Desktop
Skip Ribbon Commands
Skip to main content
 
 
You are in :

​​​

Brexit could threaten Welsh ports and bring road delays, Assembly Committee warns

04/08/2017

​Lengthy delays, tailbacks on Welsh roads and disruption to freight supply chains could become the norm without proper planning for ports in Wales following Britain's exit from the European Union, a National Assembly Committee has warned. 

Many Welsh ports currently lack the appropriate infrastructure and physical capacity to accommodate new border controls and customs checks that may be requited after Brexit, a new report from the External Affairs and Additional Legislation Committee has found. 

The committee also raised concerns that the Cabinet Secretary for the Economy, Ken Skates AM, has been slow to seek meetings with his Irish counterparts and other EU member states on the issue of Welsh ports. 

Other recommendations to the Welsh Government include:

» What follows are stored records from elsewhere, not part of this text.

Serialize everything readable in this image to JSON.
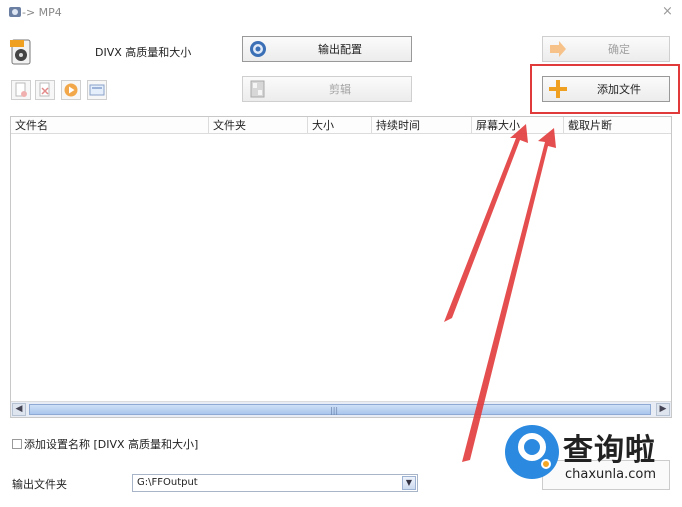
{
  "window": {
    "title": "-> MP4",
    "close": "×"
  },
  "profile": {
    "label": "DIVX 高质量和大小"
  },
  "buttons": {
    "output_config": "输出配置",
    "confirm": "确定",
    "cut": "剪辑",
    "add_file": "添加文件"
  },
  "table": {
    "columns": [
      "文件名",
      "文件夹",
      "大小",
      "持续时间",
      "屏幕大小",
      "截取片断"
    ]
  },
  "options": {
    "add_setting_name": "添加设置名称 [DIVX 高质量和大小]"
  },
  "output": {
    "label": "输出文件夹",
    "path": "G:\\FFOutput"
  },
  "watermark": {
    "cn": "查询啦",
    "en": "chaxunla.com"
  },
  "colors": {
    "highlight": "#e03a3a",
    "arrow": "#e23b3b",
    "scroll": "#a9c5ec"
  }
}
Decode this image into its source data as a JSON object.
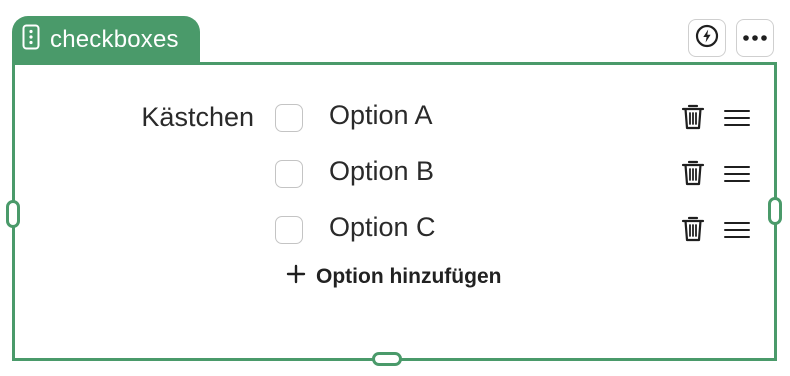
{
  "block": {
    "type_label": "checkboxes",
    "type_icon": "vertical-dots-icon",
    "actions": [
      {
        "name": "lightning-icon"
      },
      {
        "name": "more-options-icon"
      }
    ]
  },
  "field": {
    "label": "Kästchen",
    "options": [
      {
        "label": "Option A",
        "checked": false
      },
      {
        "label": "Option B",
        "checked": false
      },
      {
        "label": "Option C",
        "checked": false
      }
    ],
    "add_option_label": "Option hinzufügen"
  },
  "colors": {
    "accent": "#4a9a6a",
    "checkbox_border": "#c4c4c4"
  }
}
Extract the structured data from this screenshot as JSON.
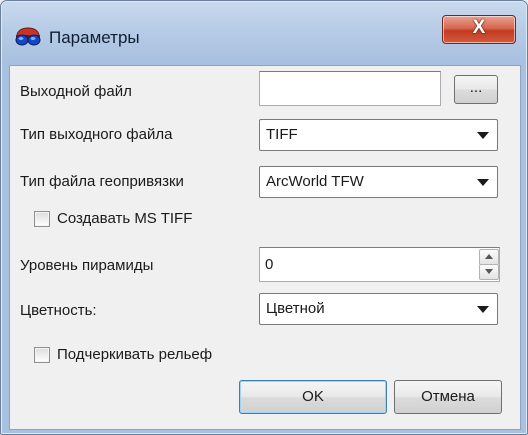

  • that it continues to press the UK Government to ensure that Welsh  ports are not unfairly disadvantaged by a 'softer border' arrangement between the Republic of Ireland and Northern Ireland which could lead to freight traffic being re-routed to ports in England and Scotland via Northern Ireland;

  • that it seeks clarity from the UK Government on the cost of any new IT-led customs arrangements post Brexit and how it expects this to be funded; and

  • that it begins detailed contingency planning for Welsh ports for the various scenarios that Wales could face at the end of the Article 50 notice period and that this is reflected in the upcoming Ports Strategy.

David Rees AM, Chair of the External Affairs and Additional Legislation Committee said:

"Welsh ports directly support 18,400 jobs, and many more besides.  At the moment, Holyhead and Fishguard both work on the premise of seamless travel from one side of the Irish Sea to the other for goods and people. We learned that many Welsh ports lack the physical capacity to accommodate new customs and border checks, which could have an unwelcome effect including increased delays and congestion.

"We also know that there are fears in the industry that a future soft border in Northern Ireland, whilst a harder border exists across the Irish Sea, could pose a risk to Welsh ports as traffic may re-route to ports in England and Scotland. This would have a serious economic impact in Wales, and it is vital that the Welsh Government works with the UK Government to ensure that our ports and our industries aren't unfairly disadvantaged by Brexit."


Read the full report:

Inquiry into the implications of Brexit for Welsh ports (PDF, 2 MB)


Partners & Help